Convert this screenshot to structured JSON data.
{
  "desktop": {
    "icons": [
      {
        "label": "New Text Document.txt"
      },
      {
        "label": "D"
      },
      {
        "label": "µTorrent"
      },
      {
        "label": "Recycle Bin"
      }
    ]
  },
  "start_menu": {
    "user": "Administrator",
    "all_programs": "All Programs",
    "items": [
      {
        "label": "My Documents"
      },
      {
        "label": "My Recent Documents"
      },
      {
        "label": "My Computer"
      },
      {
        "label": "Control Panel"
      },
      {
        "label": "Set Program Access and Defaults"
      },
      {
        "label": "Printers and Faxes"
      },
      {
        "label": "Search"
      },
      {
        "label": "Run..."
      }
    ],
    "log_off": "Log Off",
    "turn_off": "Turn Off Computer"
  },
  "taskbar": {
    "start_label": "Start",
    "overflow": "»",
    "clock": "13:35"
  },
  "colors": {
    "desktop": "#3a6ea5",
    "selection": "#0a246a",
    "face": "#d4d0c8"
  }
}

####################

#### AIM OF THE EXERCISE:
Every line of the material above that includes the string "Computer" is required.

#### RESULT OF THIS TASK:
        "label": "My Computer"
    "turn_off": "Turn Off Computer"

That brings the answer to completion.